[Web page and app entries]
--- --- ---

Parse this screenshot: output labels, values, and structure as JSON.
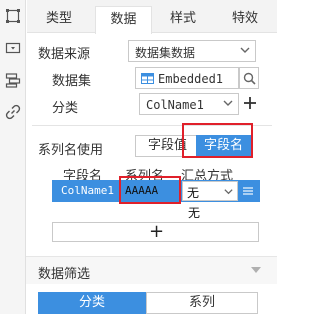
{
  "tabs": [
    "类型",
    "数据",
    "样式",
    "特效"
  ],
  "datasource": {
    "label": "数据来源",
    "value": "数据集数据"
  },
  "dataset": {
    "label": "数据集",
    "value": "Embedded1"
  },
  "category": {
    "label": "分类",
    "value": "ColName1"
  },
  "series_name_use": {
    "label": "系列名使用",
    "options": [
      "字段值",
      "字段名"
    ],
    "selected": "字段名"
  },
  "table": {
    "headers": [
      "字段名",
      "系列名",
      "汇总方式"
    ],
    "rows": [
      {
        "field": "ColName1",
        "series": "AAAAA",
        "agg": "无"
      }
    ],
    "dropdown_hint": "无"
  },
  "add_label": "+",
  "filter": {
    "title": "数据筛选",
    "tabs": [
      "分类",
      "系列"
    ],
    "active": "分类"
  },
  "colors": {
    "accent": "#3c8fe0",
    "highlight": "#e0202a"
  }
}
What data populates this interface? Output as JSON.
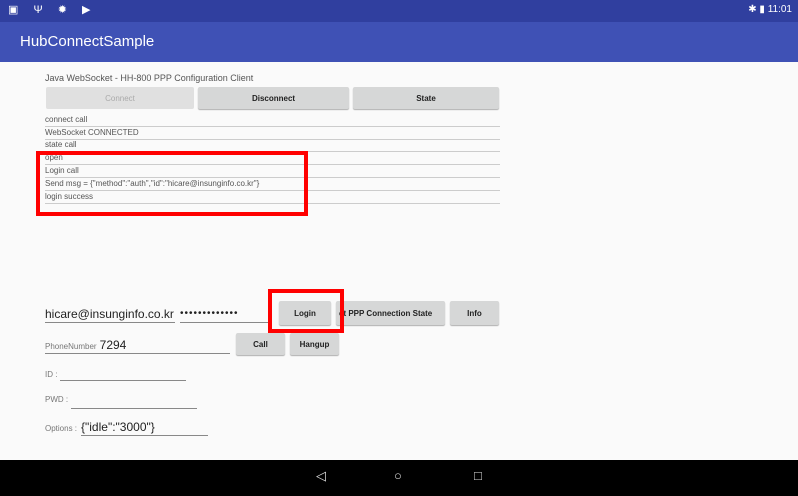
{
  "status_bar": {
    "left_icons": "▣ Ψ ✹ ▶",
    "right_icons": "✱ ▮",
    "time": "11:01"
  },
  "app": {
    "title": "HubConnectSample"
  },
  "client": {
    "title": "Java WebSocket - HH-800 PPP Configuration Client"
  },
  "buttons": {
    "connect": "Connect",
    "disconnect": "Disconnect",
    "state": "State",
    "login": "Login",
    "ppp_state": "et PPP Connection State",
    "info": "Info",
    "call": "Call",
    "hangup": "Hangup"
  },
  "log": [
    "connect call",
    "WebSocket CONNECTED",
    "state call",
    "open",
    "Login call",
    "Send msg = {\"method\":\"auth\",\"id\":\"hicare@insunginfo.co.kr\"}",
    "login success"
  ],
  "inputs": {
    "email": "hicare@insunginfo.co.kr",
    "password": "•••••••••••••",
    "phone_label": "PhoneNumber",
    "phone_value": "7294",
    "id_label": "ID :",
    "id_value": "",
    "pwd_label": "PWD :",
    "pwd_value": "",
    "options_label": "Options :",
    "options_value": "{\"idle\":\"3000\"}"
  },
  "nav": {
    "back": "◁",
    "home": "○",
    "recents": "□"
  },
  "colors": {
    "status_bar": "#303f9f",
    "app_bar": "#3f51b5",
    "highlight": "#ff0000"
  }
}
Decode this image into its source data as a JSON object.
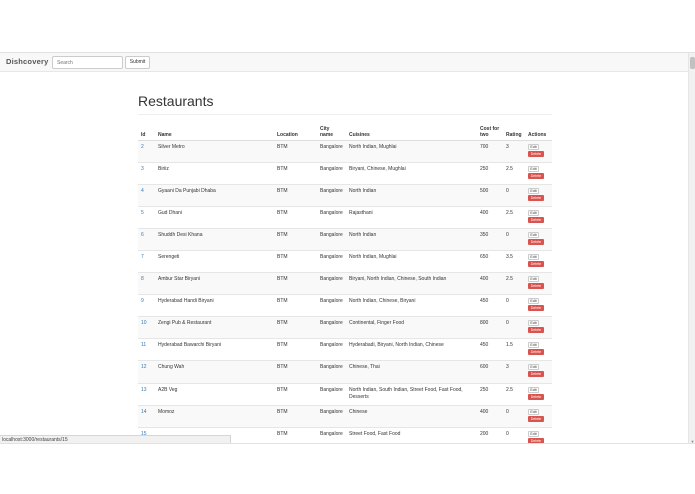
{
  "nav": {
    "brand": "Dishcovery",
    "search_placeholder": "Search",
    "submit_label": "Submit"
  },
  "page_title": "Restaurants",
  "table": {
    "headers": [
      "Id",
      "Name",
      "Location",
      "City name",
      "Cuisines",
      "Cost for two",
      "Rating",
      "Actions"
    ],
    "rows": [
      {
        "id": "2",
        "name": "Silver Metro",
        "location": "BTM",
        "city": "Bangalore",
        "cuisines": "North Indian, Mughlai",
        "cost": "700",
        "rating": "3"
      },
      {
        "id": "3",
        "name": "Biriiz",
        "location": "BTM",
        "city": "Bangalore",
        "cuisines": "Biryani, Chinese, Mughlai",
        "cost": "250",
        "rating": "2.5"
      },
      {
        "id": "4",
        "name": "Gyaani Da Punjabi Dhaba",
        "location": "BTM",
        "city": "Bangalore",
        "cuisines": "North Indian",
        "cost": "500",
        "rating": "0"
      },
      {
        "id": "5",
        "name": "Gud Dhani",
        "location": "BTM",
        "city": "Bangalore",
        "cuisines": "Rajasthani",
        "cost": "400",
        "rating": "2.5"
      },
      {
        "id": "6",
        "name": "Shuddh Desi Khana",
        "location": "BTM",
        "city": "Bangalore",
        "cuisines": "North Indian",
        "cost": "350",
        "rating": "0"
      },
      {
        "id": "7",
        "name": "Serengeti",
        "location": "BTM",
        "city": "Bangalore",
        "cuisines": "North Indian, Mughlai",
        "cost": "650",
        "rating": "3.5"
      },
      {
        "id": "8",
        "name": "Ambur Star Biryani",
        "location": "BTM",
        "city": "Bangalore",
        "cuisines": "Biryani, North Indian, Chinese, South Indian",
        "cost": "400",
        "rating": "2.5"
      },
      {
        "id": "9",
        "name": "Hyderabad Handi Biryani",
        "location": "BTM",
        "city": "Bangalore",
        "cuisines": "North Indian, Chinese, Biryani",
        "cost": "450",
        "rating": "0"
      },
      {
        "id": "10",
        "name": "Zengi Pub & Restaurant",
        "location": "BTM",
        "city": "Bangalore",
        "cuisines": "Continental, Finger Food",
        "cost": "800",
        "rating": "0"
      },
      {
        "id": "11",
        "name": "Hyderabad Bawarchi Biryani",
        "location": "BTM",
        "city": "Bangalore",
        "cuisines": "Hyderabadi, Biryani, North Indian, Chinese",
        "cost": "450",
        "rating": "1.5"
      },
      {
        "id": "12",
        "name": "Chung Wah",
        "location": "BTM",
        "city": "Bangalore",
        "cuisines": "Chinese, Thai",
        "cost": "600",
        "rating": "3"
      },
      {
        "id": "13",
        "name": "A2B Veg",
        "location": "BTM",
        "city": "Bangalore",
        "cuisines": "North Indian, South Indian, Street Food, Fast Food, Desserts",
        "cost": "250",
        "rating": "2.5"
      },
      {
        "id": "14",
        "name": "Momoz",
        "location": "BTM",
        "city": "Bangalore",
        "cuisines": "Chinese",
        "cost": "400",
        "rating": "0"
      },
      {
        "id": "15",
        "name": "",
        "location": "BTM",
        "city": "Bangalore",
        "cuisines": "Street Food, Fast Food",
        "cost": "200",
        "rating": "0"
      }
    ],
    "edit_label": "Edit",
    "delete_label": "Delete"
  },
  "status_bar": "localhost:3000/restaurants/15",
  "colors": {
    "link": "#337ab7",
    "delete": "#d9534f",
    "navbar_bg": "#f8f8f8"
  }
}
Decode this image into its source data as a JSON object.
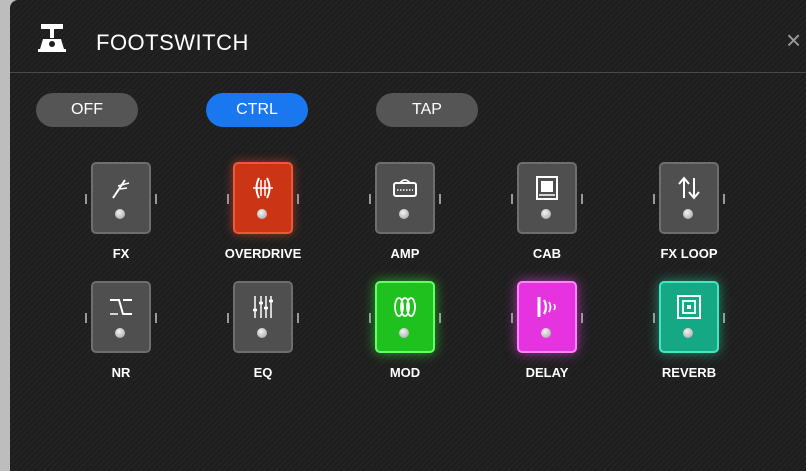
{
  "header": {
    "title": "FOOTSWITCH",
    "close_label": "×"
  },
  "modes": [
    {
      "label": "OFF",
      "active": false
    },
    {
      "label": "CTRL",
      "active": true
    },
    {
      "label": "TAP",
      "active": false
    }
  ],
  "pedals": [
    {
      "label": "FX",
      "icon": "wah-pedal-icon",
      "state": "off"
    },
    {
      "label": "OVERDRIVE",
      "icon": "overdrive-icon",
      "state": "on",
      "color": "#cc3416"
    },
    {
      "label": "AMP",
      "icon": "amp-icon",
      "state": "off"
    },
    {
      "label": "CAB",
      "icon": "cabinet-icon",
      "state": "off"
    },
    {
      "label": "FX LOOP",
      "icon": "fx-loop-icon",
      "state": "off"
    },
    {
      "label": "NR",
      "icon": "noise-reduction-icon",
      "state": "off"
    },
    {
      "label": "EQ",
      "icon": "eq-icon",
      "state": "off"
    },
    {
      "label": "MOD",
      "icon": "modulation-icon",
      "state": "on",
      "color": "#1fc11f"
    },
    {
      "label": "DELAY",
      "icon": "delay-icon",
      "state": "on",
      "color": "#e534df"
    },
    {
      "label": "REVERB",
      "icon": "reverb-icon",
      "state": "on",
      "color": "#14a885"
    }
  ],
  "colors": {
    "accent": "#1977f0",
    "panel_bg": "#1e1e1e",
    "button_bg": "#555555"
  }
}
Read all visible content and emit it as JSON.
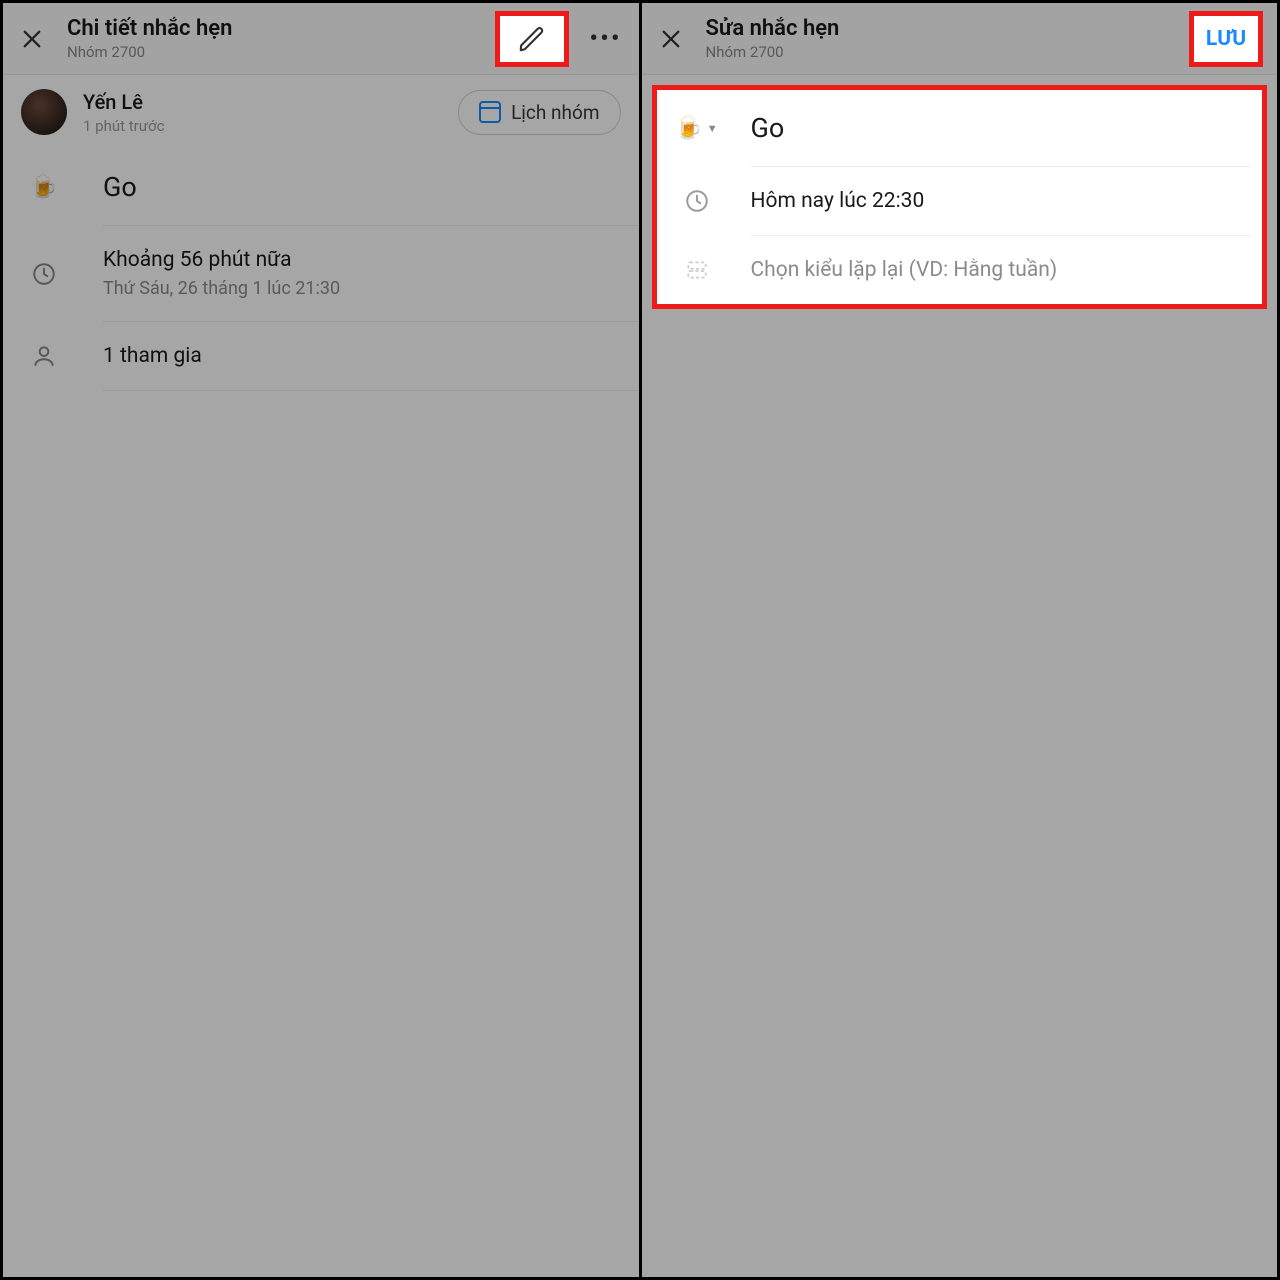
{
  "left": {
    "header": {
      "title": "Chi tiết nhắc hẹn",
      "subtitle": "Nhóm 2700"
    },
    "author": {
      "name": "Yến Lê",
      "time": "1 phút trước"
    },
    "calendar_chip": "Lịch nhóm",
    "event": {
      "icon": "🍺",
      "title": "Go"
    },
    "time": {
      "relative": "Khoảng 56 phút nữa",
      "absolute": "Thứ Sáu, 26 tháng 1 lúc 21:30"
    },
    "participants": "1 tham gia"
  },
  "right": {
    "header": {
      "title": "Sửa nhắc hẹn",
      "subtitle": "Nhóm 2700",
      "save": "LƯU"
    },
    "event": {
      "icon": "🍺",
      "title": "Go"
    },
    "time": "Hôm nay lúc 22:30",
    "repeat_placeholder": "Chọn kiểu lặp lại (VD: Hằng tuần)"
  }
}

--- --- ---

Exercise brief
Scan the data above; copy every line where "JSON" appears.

Output
Parse this screenshot: output labels, values, and structure as JSON.
What data populates this interface? Output as JSON.
Decode this image into its source data as a JSON object.
Decode this image into its source data as a JSON object.
Read all visible content and emit it as JSON.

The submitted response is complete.